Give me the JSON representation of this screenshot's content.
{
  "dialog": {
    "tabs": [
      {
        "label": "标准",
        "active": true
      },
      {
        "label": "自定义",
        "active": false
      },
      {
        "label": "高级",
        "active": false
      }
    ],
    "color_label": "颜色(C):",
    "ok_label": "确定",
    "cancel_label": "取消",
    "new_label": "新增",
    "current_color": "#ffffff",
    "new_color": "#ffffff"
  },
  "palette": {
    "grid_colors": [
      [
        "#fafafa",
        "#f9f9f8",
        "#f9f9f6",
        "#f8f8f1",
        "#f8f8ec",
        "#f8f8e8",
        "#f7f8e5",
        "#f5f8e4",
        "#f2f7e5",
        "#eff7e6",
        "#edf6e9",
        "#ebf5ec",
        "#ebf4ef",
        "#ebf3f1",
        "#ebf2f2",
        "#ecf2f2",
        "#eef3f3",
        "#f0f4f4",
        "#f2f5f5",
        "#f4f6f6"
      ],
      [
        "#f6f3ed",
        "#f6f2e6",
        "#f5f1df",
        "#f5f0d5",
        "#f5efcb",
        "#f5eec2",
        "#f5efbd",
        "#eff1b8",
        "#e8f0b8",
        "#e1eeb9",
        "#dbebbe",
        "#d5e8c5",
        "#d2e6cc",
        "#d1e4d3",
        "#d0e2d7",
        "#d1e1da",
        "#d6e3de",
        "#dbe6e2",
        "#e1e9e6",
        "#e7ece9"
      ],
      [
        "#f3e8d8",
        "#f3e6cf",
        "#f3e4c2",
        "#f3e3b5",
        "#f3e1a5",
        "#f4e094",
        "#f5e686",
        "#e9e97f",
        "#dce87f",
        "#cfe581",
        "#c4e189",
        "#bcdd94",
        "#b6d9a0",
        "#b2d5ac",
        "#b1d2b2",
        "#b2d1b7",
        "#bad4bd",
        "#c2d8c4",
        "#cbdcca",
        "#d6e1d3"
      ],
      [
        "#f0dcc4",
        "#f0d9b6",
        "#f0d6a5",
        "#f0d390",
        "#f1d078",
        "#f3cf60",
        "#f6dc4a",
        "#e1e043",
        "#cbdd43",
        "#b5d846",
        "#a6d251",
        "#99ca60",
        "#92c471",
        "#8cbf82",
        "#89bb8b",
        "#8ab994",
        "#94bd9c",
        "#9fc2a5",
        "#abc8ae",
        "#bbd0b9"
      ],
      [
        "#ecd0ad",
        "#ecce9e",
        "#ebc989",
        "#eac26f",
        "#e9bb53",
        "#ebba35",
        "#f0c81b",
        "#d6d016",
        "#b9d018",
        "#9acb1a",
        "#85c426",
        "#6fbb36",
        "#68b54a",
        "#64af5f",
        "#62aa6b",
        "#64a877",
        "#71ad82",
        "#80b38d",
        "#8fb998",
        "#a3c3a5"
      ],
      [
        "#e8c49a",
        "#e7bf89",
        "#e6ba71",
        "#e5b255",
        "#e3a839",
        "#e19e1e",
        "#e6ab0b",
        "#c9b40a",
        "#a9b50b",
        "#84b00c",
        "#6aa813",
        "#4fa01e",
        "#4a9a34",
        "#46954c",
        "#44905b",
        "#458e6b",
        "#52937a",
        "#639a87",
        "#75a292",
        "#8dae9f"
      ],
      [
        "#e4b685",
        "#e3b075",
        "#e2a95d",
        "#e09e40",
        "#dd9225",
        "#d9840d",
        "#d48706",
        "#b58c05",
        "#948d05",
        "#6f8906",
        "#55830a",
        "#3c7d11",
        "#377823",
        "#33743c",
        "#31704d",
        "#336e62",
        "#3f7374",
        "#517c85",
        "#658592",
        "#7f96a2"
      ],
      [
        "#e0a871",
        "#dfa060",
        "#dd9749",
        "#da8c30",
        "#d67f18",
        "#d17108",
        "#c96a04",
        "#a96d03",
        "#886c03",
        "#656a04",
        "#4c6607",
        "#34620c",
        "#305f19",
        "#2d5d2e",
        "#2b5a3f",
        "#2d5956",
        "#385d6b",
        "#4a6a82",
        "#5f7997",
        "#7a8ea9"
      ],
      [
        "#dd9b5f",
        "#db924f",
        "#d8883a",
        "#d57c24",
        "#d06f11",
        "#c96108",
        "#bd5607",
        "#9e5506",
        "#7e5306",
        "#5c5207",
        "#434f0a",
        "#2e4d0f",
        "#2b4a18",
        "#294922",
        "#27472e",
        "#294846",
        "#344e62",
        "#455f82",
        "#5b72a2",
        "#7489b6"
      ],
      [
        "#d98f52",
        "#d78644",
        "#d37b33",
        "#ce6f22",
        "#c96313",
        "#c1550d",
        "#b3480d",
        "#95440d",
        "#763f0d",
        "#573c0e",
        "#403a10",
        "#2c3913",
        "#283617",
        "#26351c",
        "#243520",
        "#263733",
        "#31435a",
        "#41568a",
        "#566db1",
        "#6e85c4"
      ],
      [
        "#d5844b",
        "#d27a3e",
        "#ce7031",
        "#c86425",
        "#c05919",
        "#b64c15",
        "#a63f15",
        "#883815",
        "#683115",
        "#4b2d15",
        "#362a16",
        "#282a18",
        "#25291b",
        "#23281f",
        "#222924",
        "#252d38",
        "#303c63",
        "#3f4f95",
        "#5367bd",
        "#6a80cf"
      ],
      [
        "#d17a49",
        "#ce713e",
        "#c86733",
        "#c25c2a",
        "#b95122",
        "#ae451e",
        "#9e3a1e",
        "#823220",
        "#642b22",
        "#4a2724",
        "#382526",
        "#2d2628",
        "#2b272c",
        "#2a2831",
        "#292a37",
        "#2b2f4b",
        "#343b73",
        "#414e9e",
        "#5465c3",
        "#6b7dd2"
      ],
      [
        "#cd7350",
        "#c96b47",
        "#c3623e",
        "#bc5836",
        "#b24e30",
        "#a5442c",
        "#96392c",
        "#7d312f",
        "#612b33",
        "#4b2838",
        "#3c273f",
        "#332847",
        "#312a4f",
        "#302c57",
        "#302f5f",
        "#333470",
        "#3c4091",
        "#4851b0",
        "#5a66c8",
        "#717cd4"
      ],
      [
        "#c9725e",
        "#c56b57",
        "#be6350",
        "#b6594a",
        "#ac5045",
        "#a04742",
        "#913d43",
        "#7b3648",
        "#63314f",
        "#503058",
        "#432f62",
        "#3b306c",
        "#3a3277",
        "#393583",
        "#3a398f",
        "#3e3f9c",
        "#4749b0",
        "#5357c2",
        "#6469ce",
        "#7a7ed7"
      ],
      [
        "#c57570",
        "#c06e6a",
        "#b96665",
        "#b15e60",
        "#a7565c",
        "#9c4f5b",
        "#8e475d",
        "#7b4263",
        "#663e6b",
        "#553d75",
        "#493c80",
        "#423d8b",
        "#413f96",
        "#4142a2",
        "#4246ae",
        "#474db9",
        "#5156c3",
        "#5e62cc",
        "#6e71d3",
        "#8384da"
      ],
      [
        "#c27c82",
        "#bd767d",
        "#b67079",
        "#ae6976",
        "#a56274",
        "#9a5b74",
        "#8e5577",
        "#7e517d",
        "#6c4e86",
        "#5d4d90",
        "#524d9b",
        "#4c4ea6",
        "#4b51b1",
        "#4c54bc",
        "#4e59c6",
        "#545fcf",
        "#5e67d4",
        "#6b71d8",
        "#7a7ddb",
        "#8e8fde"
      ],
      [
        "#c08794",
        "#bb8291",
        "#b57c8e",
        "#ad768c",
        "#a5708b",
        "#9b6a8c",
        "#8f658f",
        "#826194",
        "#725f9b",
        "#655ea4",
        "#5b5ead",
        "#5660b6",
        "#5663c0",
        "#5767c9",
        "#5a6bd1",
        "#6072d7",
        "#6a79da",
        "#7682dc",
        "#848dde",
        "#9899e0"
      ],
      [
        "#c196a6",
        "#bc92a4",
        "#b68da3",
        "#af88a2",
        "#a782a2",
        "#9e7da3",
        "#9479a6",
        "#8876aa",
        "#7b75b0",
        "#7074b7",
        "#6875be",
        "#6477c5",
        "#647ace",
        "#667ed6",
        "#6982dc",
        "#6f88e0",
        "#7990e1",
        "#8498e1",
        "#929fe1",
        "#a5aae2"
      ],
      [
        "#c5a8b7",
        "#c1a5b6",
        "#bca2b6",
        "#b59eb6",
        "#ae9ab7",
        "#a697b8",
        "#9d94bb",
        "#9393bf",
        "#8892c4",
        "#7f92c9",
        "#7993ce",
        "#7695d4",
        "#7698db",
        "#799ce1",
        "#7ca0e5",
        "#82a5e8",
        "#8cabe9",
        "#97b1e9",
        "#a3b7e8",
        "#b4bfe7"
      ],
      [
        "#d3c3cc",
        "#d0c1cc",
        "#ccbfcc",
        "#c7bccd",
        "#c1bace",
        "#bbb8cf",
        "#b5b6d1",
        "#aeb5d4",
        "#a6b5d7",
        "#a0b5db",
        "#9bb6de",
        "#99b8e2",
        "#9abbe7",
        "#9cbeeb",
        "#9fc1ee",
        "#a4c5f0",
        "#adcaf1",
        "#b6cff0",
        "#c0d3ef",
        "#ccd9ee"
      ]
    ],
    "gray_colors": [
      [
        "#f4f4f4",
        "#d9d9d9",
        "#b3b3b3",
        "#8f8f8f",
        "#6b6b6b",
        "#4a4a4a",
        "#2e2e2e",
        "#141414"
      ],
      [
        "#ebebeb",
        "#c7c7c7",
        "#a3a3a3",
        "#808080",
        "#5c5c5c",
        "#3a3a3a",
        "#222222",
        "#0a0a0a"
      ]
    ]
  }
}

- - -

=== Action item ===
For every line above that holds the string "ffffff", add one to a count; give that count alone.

=== Problem solution ===
2